However, following your sign-off, you may want to consider adding an optional postscript. We must note that this is only appropriate if you have enough space and if you have something really important to mention, so choose what you write carefully.
Investment Banking Cover Letter Example
Now that we’ve explained everything there is about writing an investment banking cover letter, it’s time to show a specific example:
6 Pro Tips for Creating an Investment Banking Cover Letter
Now, we are going to give you a few tips that can help you optimize your cover letter to perfection:
Tips to Write an Investment Banking Cover Letter
Showcase industry-specific skills: Given the competitive nature of investment banking, use your cover letter to highlight specific skills like financial modeling, deal structuring, or risk analysis.
Mention relevant transactions: If you have experience with IPOs, M&As, or any other key investment banking transactions, make sure to mention it. It will demonstrate your hands-on experience in the field.
Polish and proofread: Always triple-check your cover letter for grammatical errors, typos, or inconsistencies. A polished cover letter indicates attention to detail, which is crucial in investment banking.
Tailor the document to the company’s culture: Goldman Sachs and other leading investment banks often have specific work cultures and sets of values. Adapting your letter so that it reflects that you fit well within this culture can be a subtle yet effective strategy to get in.
Be concise but impactful: Keep your cover letter brief, but pack it with substance. Use quantitative metrics if possible.
Avoid sensitive information: It’s unprofessional to include salary expectations or reasons for leaving your last job unless explicitly asked to do so.
A great investment banking cover letter needs to be well-balanced, showcasing a diverse set of skills and experiences while targeting the specific opportunities that the employer is presenting. If you design it with precision, it will serve as your strategic roadmap to not just meet but exceed the marketing expectations of your potential employer.
Creating an impactful investment banking cover letter doesn’t have to be a gamble.
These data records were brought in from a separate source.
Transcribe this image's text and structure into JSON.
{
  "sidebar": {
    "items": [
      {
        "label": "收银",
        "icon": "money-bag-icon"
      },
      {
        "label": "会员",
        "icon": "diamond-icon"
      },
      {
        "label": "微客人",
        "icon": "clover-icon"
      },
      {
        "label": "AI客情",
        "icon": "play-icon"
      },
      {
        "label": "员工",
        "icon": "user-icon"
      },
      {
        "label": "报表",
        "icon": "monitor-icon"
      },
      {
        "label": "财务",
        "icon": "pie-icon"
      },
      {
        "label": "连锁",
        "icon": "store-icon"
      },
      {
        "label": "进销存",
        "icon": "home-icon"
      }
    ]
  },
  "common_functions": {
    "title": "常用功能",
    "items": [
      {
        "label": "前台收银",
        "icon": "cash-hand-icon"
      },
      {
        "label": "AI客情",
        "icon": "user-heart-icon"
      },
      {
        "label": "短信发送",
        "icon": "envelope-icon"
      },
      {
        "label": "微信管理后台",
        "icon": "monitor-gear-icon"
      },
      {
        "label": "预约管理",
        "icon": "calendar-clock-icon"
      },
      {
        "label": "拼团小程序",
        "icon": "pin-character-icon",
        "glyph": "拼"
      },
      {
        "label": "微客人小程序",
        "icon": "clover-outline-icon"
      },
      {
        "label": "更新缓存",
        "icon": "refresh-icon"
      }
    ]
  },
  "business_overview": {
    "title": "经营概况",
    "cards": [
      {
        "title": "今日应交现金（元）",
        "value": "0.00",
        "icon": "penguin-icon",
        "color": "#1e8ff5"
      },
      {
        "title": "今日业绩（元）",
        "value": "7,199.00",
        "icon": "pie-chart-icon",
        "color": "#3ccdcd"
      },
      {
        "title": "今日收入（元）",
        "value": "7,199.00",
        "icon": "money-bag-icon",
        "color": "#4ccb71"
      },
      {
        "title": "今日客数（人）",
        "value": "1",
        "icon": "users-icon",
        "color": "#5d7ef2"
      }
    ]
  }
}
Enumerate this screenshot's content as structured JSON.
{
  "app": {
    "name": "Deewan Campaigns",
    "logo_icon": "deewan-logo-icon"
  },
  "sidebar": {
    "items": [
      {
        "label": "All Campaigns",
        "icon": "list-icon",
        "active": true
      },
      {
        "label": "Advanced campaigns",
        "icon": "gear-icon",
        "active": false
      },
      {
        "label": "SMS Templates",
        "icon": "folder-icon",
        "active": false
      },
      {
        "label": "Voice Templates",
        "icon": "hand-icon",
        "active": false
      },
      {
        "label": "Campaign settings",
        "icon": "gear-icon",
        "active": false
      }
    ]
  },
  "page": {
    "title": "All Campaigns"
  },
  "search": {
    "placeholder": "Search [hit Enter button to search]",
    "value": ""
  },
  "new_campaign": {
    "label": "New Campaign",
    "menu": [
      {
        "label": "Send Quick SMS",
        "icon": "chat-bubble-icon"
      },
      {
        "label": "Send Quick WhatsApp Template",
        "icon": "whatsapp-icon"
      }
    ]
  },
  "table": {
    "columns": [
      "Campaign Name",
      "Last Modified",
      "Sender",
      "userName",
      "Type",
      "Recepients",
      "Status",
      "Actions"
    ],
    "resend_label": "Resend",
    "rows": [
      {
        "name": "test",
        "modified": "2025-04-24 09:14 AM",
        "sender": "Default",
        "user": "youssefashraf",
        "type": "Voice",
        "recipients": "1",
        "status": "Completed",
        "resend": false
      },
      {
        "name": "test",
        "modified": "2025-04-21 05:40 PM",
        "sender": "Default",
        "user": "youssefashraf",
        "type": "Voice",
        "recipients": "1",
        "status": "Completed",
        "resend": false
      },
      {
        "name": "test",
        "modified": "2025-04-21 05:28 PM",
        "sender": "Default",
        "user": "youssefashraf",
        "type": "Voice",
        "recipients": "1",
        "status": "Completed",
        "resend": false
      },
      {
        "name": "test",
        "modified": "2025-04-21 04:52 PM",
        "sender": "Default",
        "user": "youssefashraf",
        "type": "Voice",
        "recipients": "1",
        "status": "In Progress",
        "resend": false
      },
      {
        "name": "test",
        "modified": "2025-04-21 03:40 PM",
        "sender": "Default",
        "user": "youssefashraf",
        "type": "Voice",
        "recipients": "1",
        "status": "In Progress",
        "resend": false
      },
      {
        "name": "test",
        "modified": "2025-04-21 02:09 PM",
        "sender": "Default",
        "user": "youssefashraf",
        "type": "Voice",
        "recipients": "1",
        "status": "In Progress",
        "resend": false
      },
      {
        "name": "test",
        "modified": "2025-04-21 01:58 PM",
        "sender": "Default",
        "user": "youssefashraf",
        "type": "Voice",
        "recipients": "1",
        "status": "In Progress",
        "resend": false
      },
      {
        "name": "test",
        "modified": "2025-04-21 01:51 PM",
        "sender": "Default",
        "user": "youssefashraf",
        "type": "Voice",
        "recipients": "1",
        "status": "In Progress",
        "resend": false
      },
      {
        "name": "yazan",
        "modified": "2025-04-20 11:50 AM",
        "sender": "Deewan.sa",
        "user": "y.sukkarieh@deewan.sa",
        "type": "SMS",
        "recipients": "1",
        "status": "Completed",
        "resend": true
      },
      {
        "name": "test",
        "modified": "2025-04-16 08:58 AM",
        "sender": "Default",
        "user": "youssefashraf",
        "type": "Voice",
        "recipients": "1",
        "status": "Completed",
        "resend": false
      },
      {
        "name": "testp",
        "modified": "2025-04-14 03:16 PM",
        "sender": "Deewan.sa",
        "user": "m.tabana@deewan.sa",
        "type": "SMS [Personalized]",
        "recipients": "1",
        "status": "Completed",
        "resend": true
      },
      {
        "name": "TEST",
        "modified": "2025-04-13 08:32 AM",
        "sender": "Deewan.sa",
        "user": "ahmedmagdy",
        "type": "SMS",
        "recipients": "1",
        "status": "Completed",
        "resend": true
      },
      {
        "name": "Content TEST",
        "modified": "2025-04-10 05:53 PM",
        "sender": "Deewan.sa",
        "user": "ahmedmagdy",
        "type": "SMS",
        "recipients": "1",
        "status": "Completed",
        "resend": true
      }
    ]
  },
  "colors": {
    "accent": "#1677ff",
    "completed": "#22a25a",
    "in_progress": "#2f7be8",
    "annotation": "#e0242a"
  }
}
By using this guide, you’re setting yourself up for long-term career growth with high-yield results in the near term.
Best of luck in your career pursuits, and may you continue to strategize, optimize, and capitalize in the fast-paced world of investment banking for years to come.